▸ Task statement
Please keep the images out and set down the data exactly as given.

▸ Recorded data
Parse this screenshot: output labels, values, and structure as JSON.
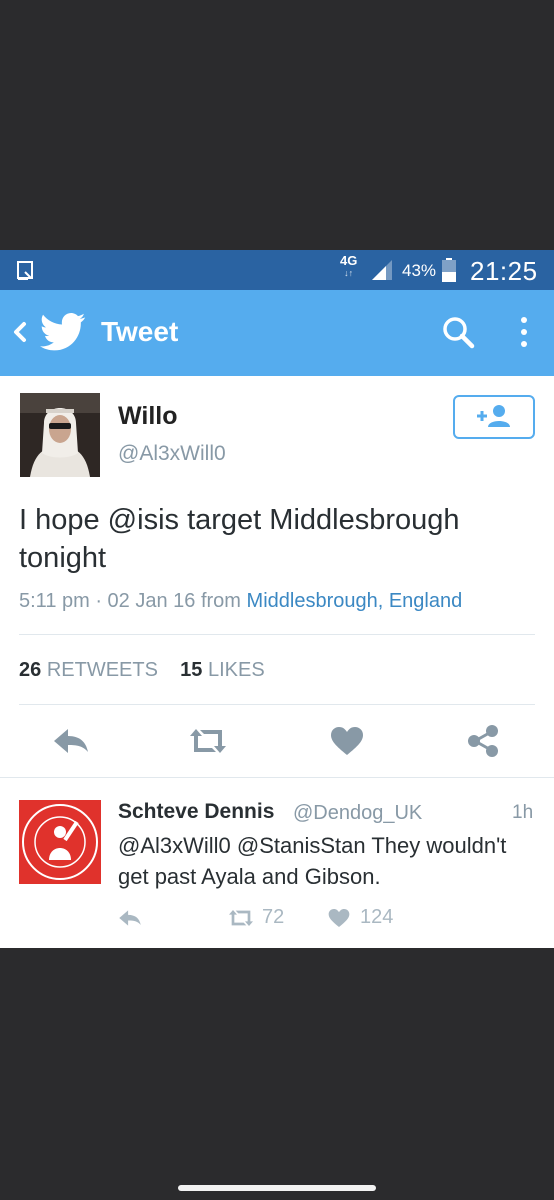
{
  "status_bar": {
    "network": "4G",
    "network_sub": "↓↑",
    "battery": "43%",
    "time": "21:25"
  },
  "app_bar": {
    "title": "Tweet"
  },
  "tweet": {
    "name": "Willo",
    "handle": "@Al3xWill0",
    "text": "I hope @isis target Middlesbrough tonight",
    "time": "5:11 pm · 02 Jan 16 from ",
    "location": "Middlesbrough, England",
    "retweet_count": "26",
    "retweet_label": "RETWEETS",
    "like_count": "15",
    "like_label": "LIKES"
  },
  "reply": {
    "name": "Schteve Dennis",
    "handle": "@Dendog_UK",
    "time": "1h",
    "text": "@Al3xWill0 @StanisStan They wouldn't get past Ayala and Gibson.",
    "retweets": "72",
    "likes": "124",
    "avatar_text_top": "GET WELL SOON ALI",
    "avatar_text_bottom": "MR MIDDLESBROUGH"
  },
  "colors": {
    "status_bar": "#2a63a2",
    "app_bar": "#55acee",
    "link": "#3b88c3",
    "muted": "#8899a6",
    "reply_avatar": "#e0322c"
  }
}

▸ Written solution
Parse this screenshot: output labels, values, and structure as JSON.
{
  "status_bar": {
    "network": "4G",
    "network_sub": "↓↑",
    "battery": "43%",
    "time": "21:25"
  },
  "app_bar": {
    "title": "Tweet"
  },
  "tweet": {
    "name": "Willo",
    "handle": "@Al3xWill0",
    "text": "I hope @isis target Middlesbrough tonight",
    "time": "5:11 pm · 02 Jan 16 from ",
    "location": "Middlesbrough, England",
    "retweet_count": "26",
    "retweet_label": "RETWEETS",
    "like_count": "15",
    "like_label": "LIKES"
  },
  "reply": {
    "name": "Schteve Dennis",
    "handle": "@Dendog_UK",
    "time": "1h",
    "text": "@Al3xWill0 @StanisStan They wouldn't get past Ayala and Gibson.",
    "retweets": "72",
    "likes": "124",
    "avatar_text_top": "GET WELL SOON ALI",
    "avatar_text_bottom": "MR MIDDLESBROUGH"
  },
  "colors": {
    "status_bar": "#2a63a2",
    "app_bar": "#55acee",
    "link": "#3b88c3",
    "muted": "#8899a6",
    "reply_avatar": "#e0322c"
  }
}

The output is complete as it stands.